In the entries that follow, how many lines hold "emoji"? Nothing but the number is expected.

** Opening Given data block **

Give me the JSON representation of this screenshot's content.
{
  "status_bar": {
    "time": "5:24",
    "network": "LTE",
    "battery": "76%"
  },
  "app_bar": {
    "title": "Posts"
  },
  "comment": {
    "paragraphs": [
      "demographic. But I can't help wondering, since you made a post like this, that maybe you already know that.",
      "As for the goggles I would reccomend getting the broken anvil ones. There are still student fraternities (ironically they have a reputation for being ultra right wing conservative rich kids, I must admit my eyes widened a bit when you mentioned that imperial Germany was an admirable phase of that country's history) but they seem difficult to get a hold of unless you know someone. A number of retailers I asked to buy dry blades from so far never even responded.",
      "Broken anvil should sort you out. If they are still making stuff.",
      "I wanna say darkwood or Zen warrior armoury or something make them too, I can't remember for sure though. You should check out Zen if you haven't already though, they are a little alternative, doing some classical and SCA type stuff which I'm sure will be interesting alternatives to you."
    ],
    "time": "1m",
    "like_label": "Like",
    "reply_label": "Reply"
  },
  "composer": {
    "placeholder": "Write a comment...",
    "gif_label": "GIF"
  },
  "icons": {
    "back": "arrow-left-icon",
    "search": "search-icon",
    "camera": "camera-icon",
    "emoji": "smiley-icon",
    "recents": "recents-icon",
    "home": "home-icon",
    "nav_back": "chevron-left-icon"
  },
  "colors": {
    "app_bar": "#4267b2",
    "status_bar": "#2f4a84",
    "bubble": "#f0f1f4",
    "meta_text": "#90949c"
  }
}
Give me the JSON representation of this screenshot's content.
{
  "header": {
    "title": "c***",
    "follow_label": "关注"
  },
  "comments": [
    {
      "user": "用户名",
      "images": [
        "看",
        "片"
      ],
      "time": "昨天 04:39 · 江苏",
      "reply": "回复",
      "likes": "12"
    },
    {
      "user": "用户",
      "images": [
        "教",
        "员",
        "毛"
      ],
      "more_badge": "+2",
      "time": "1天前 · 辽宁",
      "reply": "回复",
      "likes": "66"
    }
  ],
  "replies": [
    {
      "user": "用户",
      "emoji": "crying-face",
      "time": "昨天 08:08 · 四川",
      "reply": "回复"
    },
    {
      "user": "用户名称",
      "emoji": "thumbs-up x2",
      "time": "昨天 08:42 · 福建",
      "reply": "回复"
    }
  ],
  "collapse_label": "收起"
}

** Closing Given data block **

## Reply to the task:
3